The S&P 500's consumer discretionary index – made up of automobile, media, retail, and hotel companies among others – is down nearly 4 percent so far in 2014.
The sector has become a holding pen for some of the worst-performing stocks in the entire index: Best Buy (down 39.3 percent year-to-date), Staples (down 23.8 percent), General Motors (down 16.4 percent), and Amazon.com (down 15.5 percent).
Things weren't always so bad for consumer discretionary stocks. Last year, the S&P index tracking them was up nearly 40 percent, nearly 11 percentage points higher than the overall S&P 500 index.
Consumer discretionary stocks are a warning to the overall market, according to CNBC contributor Gina Sanchez, founder of Chantico Global.
"Discretionary is acting like a canary in the coal mine for the rest of the stock market," Sanchez said. "My expectation is that the consumer really is not that strong. And, so, while we're experiencing a recovery and that's clear, it's not a strong recovery and we have to keep that in mind."
Ari Wald, head of technical analysis at Oppenheimer & Co., says the real issue has to do with consumer discretionary stocks relative to the general market index.
"I think it keeps falling but I don't think it's… an omen for the overall market," Wald said. "I think it's just another sector rotation that this bull market has really been built on. What we're seeing is investors rotating out of the early cycle consumer names and into the later cycle energy names."
Charting the relative value of the Consumer Discretionary Select Sector SPDR (the XLY) by dividing by the S&P 500, Wald noted the relative value of the XLY has been hit hard since December.
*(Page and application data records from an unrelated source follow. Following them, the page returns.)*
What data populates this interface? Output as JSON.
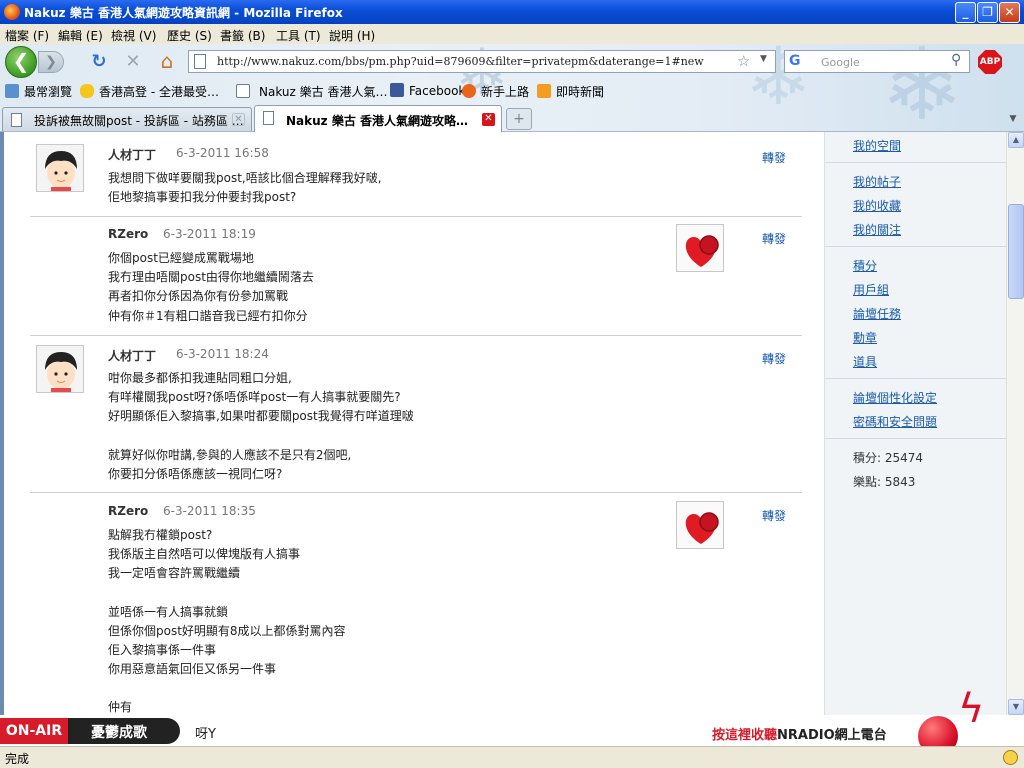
{
  "window": {
    "title": "Nakuz 樂古 香港人氣網遊攻略資訊網 - Mozilla Firefox",
    "min_label": "_",
    "max_label": "❐",
    "close_label": "✕"
  },
  "menu": [
    "檔案 (F)",
    "編輯 (E)",
    "檢視 (V)",
    "歷史 (S)",
    "書籤 (B)",
    "工具 (T)",
    "說明 (H)"
  ],
  "toolbar": {
    "back_glyph": "❮",
    "fwd_glyph": "❯",
    "reload_glyph": "↻",
    "stop_glyph": "✕",
    "home_glyph": "⌂",
    "url": "http://www.nakuz.com/bbs/pm.php?uid=879609&filter=privatepm&daterange=1#new",
    "search_placeholder": "Google",
    "abp_label": "ABP"
  },
  "bookmarks": [
    {
      "label": "最常瀏覽",
      "icon": "bookmark-folder-icon",
      "color": "#5a8fd0"
    },
    {
      "label": "香港高登 - 全港最受…",
      "icon": "hand-icon",
      "color": "#f6c61b"
    },
    {
      "label": "Nakuz 樂古 香港人氣…",
      "icon": "page-icon",
      "color": "#ffffff"
    },
    {
      "label": "Facebook",
      "icon": "facebook-icon",
      "color": "#3b5998"
    },
    {
      "label": "新手上路",
      "icon": "firefox-icon",
      "color": "#e8651a"
    },
    {
      "label": "即時新聞",
      "icon": "rss-icon",
      "color": "#f49b21"
    }
  ],
  "tabs": [
    {
      "label": "投訴被無故關post - 投訴區 - 站務區 …",
      "active": false
    },
    {
      "label": "Nakuz 樂古 香港人氣網遊攻略…",
      "active": true
    }
  ],
  "messages": [
    {
      "author": "人材丁丁",
      "date": "6-3-2011 16:58",
      "forward": "轉發",
      "lines": [
        "我想問下做咩要關我post,唔該比個合理解釋我好啵,",
        "佢地黎搞事要扣我分仲要封我post?"
      ]
    },
    {
      "author": "RZero",
      "date": "6-3-2011 18:19",
      "forward": "轉發",
      "lines": [
        "你個post已經變成罵戰場地",
        "我冇理由唔關post由得你地繼續鬧落去",
        "再者扣你分係因為你有份參加罵戰",
        "仲有你＃1有粗口諧音我已經冇扣你分"
      ]
    },
    {
      "author": "人材丁丁",
      "date": "6-3-2011 18:24",
      "forward": "轉發",
      "lines": [
        "咁你最多都係扣我連貼同粗口分姐,",
        "有咩權關我post呀?係唔係咩post一有人搞事就要關先?",
        "好明顯係佢入黎搞事,如果咁都要關post我覺得冇咩道理啵",
        "",
        "就算好似你咁講,參與的人應該不是只有2個吧,",
        "你要扣分係唔係應該一視同仁呀?"
      ]
    },
    {
      "author": "RZero",
      "date": "6-3-2011 18:35",
      "forward": "轉發",
      "lines": [
        "點解我冇權鎖post?",
        "我係版主自然唔可以俾塊版有人搞事",
        "我一定唔會容許罵戰繼續",
        "",
        "並唔係一有人搞事就鎖",
        "但係你個post好明顯有8成以上都係對罵內容",
        "佢入黎搞事係一件事",
        "你用惡意語氣回佢又係另一件事",
        "",
        "仲有"
      ]
    }
  ],
  "sidebar": {
    "links_group1": [
      "我的空間",
      "我的帖子",
      "我的收藏",
      "我的關注"
    ],
    "links_group2": [
      "積分",
      "用戶組",
      "論壇任務",
      "勳章",
      "道具"
    ],
    "links_group3": [
      "論壇個性化設定",
      "密碼和安全問題"
    ],
    "points": "積分: 25474",
    "coins": "樂點: 5843"
  },
  "radio": {
    "onair": "ON-AIR",
    "song": "憂鬱成歌",
    "show": "呀Y",
    "listen_prefix": "按這裡收聽",
    "listen_brand": "NRADIO網上電台"
  },
  "status": "完成",
  "colors": {
    "accent": "#1a5ba8",
    "onair_red": "#d81b2a",
    "titlebar": "#0a4fd8"
  }
}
What's more, its 50-day moving average recently fell below its 200-day moving average, a bearish technical indicator.
Wald said investors should stay away from consumer discretionary stocks because it could be in trouble, especially compared with other sectors.
"Even after this recent relative weakness, discretionary has still outpaced the next-best sector, industrials, by 40 percent over the last five years," Wald said. "So, I think that this is just really scratching the surface."
To see the full discussion on consumer discretionary stocks, with Sanchez on the fundamentals and Wald on the technicals, watch the video above.